[Opening Extracted material section]

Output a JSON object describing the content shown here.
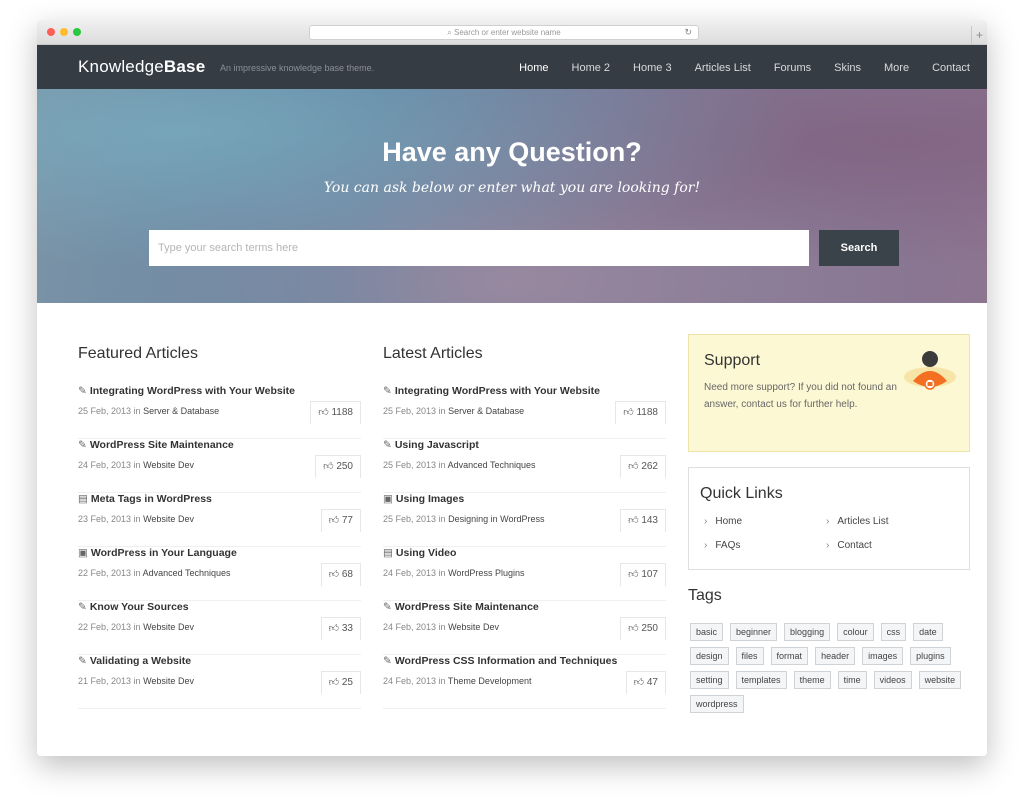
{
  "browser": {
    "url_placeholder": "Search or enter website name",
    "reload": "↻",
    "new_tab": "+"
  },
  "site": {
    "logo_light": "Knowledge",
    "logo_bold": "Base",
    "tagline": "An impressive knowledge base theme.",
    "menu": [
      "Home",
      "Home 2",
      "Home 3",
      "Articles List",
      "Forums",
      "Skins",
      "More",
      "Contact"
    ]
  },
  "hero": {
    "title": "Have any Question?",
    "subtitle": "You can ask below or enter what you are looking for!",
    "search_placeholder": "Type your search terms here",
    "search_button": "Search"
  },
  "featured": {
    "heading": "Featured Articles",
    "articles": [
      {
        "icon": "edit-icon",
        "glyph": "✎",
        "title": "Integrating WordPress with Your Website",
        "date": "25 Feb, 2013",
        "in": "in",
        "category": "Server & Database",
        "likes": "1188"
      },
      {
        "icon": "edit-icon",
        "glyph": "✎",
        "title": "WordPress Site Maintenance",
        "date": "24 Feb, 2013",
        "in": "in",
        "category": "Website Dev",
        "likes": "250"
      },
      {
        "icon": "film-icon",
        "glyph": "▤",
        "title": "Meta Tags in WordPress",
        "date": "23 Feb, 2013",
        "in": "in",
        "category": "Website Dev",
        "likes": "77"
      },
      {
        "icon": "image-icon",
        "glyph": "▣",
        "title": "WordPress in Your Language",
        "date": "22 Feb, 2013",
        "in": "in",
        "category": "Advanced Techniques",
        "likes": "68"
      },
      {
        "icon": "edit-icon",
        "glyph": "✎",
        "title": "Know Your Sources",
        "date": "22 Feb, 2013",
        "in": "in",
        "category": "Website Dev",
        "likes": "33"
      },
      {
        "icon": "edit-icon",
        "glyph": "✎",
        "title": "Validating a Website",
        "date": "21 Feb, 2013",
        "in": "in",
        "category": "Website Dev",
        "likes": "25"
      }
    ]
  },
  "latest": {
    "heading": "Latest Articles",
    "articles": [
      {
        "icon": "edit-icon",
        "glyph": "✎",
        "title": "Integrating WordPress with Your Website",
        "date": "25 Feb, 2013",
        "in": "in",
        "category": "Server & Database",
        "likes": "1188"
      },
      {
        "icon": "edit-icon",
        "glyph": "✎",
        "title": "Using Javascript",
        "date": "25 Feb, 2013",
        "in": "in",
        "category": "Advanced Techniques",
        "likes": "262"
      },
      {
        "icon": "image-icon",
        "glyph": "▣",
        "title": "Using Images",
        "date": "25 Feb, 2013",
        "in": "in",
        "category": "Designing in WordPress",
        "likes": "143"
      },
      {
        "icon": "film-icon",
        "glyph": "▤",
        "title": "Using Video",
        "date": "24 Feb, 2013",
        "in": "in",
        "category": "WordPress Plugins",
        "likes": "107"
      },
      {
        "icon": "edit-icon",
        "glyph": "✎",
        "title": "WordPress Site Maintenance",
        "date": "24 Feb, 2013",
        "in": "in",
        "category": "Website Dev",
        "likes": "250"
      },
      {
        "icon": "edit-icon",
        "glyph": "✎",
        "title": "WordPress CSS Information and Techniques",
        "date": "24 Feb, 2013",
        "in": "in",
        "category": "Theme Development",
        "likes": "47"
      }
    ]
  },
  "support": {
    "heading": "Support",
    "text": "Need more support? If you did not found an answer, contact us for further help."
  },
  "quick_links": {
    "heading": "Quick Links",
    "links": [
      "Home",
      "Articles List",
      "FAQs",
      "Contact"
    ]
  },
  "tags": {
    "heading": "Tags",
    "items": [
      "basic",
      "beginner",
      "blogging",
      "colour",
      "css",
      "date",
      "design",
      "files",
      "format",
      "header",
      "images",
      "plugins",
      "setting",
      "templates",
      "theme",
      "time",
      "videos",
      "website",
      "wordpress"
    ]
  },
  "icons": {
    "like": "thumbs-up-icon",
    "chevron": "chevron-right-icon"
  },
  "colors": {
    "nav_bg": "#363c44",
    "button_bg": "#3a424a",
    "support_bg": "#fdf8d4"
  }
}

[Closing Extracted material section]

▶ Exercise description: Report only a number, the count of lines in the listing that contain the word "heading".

▶ Answer section: 5